__What to do__.
State the number of lines in the following data that contain the string "title", and nothing else.

__Exercise data__.
________________________

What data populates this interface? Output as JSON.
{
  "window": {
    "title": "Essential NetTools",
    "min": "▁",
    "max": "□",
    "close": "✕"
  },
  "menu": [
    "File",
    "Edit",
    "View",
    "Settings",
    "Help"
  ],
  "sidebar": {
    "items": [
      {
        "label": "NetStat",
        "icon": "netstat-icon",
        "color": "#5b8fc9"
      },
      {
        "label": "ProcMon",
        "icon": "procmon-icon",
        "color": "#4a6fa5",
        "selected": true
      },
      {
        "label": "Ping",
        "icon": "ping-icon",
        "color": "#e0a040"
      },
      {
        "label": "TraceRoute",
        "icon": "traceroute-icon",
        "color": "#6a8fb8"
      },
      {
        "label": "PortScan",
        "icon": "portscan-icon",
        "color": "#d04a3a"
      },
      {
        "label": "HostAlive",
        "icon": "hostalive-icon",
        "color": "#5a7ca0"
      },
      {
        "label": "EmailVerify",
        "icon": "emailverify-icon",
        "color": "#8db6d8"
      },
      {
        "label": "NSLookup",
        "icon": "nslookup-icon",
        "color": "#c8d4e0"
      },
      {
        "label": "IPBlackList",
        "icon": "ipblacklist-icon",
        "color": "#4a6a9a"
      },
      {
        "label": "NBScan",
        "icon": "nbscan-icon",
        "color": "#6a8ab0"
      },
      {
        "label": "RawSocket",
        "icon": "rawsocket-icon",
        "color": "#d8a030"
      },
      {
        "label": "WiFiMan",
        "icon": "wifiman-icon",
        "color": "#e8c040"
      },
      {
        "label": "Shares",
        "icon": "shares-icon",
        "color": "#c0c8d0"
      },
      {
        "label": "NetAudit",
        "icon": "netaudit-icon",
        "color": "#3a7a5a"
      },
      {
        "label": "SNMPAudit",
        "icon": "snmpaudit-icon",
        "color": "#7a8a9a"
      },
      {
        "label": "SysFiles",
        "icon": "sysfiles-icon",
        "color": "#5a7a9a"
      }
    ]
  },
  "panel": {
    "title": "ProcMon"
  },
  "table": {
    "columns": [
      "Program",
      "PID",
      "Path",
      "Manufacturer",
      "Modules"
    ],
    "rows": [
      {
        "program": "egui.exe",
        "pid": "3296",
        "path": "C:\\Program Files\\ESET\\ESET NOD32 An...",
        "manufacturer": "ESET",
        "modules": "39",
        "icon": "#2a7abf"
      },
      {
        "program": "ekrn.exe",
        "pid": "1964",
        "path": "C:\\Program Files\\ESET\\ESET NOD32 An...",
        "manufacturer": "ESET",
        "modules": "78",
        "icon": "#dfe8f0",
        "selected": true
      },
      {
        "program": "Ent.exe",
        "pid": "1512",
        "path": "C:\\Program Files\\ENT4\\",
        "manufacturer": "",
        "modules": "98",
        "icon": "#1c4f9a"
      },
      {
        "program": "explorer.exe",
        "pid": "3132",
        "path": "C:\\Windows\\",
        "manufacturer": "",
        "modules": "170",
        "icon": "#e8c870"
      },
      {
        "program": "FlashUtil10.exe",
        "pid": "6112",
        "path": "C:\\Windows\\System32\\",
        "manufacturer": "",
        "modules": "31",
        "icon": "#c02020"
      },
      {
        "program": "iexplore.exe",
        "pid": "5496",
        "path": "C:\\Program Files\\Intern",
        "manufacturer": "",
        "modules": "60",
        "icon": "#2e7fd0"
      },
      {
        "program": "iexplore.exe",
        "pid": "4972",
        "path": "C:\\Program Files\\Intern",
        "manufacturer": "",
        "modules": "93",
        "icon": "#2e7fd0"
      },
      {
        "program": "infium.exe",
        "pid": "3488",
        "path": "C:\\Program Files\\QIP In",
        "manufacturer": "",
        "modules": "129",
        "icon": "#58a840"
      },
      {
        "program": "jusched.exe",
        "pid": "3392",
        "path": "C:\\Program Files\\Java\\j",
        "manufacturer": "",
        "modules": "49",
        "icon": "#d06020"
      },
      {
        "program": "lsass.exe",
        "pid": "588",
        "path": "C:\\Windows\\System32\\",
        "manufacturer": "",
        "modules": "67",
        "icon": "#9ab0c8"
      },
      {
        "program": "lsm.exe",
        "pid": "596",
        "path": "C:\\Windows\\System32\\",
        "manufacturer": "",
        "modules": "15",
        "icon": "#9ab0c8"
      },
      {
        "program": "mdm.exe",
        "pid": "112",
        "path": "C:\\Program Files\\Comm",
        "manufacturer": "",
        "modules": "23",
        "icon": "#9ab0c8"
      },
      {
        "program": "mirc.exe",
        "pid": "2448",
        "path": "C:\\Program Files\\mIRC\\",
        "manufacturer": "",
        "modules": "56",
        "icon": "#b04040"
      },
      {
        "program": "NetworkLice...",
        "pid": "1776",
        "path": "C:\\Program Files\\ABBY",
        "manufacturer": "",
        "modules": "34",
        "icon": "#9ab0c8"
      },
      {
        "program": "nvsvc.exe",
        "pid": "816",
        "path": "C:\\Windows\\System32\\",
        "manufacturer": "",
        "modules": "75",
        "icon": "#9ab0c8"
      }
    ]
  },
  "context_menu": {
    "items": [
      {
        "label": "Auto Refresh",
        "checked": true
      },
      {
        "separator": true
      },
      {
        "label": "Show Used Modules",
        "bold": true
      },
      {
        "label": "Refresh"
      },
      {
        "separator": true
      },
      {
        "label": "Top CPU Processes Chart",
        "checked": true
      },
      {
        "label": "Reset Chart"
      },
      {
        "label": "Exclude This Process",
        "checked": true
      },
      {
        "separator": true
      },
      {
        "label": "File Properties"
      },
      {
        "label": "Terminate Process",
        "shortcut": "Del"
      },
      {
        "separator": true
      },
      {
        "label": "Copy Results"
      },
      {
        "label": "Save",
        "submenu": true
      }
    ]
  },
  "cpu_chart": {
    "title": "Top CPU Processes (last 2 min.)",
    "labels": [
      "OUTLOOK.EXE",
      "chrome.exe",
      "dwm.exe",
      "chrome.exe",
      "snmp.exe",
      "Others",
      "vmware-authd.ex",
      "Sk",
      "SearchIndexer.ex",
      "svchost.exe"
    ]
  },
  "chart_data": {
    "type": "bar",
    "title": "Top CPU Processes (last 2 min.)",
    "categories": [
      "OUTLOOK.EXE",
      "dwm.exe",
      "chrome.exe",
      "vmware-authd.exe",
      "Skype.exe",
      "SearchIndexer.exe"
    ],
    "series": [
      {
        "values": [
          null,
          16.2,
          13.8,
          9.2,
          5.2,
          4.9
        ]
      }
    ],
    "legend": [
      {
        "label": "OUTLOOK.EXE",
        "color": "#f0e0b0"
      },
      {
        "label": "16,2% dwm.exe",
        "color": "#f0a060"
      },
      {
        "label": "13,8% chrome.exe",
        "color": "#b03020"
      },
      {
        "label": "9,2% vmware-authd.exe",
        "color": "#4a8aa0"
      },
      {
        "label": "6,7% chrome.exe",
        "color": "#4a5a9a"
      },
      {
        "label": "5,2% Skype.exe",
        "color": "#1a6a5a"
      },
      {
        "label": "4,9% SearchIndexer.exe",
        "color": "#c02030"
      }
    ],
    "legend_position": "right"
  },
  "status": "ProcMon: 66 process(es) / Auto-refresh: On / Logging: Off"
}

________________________

__Output of the task__.
4